China, Kenya deepen agricultural cooperation to enhance food security
China has been deepening agricultural cooperation with African countries via the establishment of low cost greenhouses, setting up crop breeding labs, as well as sharing relevant experience to help address challenges posed by climate change and boost food security across the continent.
The first harvest of a high-yielding maize variety conceived through joint research between Chinese and Kenyan scientists was unveiled on Friday in Nairobi. Maize is one of the staple foods for Kenyans, but the country is suffering from drought which has led to a reduction in maize production.
Planted in May at a Modern Agricultural Demonstration Area (MADA), in conjunction with the Sino-Africa Joint Research Center (SAJOREC) within the Jomo Kenyatta University of Agriculture and Technology (JKUAT), the maize recorded a yield of 2,700 kilograms per acre in the demonstration area, about 50 percent higher than surrounding areas.
“The weather was very dry and that’s one reason why we were glad that we did that work here when the weather was rather challenging,” said Robert Wahiti Gituru, African executive director of SAJOREC.
Since its establishment in 2013, SAJOREC has put forward more than 45 joint research programs focusing on biodiversity investigation, pathogenic microorganism detection, geographic science and remote sensing, high-yield and high-quality crop cultivation demonstration as well as land and water resources management.

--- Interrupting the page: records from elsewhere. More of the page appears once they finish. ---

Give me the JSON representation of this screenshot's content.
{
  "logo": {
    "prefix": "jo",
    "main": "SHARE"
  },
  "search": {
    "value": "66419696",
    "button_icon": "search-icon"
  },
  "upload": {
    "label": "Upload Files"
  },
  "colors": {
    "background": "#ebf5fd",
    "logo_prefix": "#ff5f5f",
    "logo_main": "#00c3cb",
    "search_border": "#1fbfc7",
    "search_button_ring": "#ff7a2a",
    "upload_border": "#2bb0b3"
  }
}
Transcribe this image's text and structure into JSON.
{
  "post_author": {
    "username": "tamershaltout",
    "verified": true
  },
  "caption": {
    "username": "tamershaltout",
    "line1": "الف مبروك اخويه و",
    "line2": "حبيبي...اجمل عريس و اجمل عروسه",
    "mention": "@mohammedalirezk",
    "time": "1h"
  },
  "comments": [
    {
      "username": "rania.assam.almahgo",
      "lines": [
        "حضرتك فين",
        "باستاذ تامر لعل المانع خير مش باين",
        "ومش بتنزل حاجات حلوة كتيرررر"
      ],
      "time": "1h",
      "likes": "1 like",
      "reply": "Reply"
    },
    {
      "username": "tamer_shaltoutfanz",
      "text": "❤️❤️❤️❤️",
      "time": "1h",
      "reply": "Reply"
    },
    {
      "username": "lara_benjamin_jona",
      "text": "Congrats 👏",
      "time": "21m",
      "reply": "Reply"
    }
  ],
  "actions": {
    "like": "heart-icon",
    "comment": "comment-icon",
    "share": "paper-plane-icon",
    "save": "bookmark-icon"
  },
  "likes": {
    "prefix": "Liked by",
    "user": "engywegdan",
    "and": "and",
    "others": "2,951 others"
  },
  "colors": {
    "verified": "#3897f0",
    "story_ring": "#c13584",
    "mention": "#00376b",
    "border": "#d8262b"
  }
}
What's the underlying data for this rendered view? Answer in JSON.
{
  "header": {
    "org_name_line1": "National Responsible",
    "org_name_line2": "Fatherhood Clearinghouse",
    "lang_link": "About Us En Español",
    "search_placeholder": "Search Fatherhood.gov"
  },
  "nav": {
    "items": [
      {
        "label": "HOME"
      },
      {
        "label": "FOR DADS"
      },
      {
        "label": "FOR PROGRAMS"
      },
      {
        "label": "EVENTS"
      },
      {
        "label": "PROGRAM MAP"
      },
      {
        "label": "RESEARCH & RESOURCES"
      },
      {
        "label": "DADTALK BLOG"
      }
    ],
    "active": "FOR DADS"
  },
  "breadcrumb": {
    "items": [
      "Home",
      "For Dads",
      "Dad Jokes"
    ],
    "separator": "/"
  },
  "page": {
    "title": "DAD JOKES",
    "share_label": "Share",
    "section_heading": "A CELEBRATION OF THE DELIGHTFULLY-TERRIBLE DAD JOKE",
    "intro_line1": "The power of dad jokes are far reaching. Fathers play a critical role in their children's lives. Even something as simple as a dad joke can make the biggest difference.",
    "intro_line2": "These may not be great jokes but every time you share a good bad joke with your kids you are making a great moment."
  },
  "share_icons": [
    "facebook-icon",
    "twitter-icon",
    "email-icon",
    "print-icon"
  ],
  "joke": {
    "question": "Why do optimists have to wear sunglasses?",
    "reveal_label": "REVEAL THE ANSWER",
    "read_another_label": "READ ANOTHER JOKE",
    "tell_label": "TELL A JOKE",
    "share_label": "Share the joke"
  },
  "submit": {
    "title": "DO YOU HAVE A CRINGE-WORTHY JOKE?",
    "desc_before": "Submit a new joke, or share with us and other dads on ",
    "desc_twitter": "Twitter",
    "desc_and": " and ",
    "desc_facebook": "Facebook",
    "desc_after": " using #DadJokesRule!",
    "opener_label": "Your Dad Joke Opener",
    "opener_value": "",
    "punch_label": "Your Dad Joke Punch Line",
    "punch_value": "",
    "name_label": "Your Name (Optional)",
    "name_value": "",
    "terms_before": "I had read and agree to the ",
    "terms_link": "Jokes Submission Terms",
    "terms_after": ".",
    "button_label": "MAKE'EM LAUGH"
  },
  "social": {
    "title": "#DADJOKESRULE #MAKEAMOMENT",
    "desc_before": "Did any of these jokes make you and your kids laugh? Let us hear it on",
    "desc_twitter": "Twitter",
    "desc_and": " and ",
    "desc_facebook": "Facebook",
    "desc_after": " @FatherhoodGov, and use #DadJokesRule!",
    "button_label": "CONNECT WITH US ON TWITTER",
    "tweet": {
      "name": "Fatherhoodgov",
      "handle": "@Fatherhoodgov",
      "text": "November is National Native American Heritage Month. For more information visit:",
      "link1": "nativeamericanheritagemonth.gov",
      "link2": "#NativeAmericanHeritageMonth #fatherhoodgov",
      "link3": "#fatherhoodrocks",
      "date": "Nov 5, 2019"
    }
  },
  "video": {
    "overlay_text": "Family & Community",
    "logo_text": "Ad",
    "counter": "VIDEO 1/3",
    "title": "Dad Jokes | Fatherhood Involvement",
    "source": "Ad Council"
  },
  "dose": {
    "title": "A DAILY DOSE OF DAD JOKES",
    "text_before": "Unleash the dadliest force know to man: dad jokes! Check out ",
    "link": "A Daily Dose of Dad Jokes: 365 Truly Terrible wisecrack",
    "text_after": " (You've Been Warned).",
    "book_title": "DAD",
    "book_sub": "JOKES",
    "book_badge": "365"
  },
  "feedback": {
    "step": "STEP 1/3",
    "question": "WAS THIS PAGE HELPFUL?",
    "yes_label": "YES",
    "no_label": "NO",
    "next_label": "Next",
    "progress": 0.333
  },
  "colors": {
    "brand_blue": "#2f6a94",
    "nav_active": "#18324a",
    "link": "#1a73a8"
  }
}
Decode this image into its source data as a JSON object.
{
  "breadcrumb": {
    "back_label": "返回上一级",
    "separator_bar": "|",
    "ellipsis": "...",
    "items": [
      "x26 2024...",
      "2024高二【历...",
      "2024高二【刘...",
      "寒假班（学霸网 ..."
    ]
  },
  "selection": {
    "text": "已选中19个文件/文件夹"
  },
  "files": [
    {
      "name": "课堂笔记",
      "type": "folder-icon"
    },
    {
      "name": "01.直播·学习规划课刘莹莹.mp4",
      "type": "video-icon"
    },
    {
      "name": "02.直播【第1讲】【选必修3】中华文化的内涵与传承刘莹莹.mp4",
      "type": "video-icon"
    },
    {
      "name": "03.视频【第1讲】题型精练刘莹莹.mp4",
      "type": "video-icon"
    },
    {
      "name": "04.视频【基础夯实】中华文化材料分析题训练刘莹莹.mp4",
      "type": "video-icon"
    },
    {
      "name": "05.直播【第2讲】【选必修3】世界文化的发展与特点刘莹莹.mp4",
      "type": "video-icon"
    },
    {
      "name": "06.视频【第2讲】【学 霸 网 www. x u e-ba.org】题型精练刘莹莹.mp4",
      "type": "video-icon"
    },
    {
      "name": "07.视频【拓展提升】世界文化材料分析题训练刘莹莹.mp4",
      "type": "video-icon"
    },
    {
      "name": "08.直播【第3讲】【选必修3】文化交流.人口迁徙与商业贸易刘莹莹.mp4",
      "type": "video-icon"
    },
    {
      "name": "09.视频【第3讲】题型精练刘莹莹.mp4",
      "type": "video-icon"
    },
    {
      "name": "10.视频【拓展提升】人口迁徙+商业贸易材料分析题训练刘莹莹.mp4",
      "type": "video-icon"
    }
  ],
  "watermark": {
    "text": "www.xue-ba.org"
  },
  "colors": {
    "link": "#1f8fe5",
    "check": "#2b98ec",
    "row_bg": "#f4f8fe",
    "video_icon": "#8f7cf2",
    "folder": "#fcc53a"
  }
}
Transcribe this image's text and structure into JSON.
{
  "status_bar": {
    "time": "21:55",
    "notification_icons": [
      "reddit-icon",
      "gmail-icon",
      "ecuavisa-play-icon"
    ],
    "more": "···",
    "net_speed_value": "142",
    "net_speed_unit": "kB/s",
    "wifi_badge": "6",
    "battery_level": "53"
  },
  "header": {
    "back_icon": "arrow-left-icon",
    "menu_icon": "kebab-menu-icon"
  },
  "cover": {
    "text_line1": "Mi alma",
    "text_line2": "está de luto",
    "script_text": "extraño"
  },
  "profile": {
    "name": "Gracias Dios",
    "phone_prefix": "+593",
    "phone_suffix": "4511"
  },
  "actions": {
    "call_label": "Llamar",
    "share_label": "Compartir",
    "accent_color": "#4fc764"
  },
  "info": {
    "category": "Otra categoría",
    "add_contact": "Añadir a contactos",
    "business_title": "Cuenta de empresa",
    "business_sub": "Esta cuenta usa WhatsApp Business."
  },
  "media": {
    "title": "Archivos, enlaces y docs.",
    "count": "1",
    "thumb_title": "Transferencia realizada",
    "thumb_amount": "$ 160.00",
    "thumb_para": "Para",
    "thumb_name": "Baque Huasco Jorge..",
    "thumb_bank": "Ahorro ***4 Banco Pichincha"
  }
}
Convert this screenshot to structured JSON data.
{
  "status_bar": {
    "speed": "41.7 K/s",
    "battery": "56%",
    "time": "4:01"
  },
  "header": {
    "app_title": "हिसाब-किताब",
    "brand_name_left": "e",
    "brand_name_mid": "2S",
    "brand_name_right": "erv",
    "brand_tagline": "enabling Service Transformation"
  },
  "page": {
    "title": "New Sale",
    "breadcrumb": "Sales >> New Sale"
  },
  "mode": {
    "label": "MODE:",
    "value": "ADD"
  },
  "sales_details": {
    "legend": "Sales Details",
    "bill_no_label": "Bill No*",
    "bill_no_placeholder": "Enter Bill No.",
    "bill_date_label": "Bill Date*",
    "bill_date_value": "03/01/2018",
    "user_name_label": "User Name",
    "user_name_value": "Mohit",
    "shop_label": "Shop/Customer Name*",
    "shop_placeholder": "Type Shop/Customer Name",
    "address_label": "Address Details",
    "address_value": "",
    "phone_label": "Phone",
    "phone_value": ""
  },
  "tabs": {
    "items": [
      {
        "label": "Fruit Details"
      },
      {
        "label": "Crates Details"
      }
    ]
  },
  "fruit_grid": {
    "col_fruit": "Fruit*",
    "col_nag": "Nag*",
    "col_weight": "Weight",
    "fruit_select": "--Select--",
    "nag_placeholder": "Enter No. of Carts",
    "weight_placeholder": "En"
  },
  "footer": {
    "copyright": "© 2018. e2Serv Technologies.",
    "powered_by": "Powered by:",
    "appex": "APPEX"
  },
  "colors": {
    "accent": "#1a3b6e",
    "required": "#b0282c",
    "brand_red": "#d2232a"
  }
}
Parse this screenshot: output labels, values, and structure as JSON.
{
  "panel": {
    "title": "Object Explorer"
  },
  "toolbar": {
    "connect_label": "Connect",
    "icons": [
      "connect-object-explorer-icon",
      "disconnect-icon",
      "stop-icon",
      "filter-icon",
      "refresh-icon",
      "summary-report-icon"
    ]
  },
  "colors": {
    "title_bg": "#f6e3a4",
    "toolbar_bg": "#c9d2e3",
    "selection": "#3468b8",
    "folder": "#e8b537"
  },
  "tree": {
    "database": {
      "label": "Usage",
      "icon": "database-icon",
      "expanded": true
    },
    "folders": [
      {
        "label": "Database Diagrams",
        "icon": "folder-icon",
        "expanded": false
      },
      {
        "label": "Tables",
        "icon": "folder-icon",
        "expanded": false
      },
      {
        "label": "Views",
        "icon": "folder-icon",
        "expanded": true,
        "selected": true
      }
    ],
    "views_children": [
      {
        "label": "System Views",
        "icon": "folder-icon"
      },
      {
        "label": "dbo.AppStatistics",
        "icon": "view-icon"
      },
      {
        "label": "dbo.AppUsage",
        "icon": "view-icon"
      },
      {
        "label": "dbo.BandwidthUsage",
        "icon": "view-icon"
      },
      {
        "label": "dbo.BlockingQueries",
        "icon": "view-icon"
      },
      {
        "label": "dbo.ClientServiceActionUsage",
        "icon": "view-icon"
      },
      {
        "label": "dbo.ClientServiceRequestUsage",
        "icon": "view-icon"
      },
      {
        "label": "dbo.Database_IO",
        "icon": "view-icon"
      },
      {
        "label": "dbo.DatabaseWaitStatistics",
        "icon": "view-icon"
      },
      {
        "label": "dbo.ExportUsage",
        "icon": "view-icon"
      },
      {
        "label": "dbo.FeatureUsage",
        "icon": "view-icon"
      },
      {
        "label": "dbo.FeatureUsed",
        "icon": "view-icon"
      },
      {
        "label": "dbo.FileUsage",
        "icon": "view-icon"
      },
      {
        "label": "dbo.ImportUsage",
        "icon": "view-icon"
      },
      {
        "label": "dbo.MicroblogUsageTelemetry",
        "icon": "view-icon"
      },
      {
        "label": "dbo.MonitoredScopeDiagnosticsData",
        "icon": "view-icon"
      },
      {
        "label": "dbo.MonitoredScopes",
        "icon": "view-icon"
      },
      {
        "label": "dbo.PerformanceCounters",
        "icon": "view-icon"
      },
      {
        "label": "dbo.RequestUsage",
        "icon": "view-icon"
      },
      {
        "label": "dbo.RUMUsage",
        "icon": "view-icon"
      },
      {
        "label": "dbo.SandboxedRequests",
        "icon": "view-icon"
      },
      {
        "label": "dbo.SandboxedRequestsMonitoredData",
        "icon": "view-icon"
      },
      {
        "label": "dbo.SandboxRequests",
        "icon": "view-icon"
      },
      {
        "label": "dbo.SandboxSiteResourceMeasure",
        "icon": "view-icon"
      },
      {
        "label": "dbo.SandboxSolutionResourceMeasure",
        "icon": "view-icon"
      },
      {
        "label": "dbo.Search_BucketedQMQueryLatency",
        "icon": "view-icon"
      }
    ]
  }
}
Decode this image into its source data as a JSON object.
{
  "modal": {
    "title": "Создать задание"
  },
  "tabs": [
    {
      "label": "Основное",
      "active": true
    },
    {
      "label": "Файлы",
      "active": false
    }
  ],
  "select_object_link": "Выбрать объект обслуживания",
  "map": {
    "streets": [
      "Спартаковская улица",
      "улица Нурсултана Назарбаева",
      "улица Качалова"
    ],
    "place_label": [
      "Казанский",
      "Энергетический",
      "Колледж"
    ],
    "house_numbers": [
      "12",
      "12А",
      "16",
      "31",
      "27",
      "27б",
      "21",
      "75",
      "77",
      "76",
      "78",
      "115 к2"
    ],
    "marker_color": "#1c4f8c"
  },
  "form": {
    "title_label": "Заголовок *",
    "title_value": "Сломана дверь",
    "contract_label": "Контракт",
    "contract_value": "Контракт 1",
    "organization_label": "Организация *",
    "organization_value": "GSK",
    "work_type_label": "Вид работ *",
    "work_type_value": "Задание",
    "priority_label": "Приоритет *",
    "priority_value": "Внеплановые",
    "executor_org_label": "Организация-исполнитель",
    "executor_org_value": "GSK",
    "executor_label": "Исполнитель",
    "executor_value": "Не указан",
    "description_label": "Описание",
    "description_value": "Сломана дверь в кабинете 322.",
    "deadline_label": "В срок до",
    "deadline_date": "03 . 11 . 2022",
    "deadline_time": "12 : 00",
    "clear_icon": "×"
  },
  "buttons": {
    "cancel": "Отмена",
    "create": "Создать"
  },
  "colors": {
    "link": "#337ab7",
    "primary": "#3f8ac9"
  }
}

“The Chinese greenhouse technology was the first one to be adopted here for small scale growing of vegetables. People are excited about them. Because it was simple and very effective,” said Samuel Nyalala, associate professor of horticulture at Egerton University in Kenya.
“Many local farmers have started to buy greenhouses to grow tomatoes and sweet peppers, both are major vegetable crops in this region,” said Liu Gaoqiong, professor with Nanjing Agricultural University.
As part of efforts to deepen agricultural science and technology cooperation, the China-Kenya Joint Laboratory for Crop Molecular Biology, based in Egerton University’s Confucius Institute, was jointly built in 2016 by the two sides. And in 2019, the lab became the first institution in the Belt and Road Joint Laboratory program to be approved by the Ministry of Science and Technology of China.
“Nowadays we are moving from conventional breeding to crop molecular biology, assisted breeding using molecular elements. So I believe that the importance of this lab can not be overestimated. It’s very key and very important for Kenyan and also global agriculture,” said Steven Githeng’u, lecturer with the lab.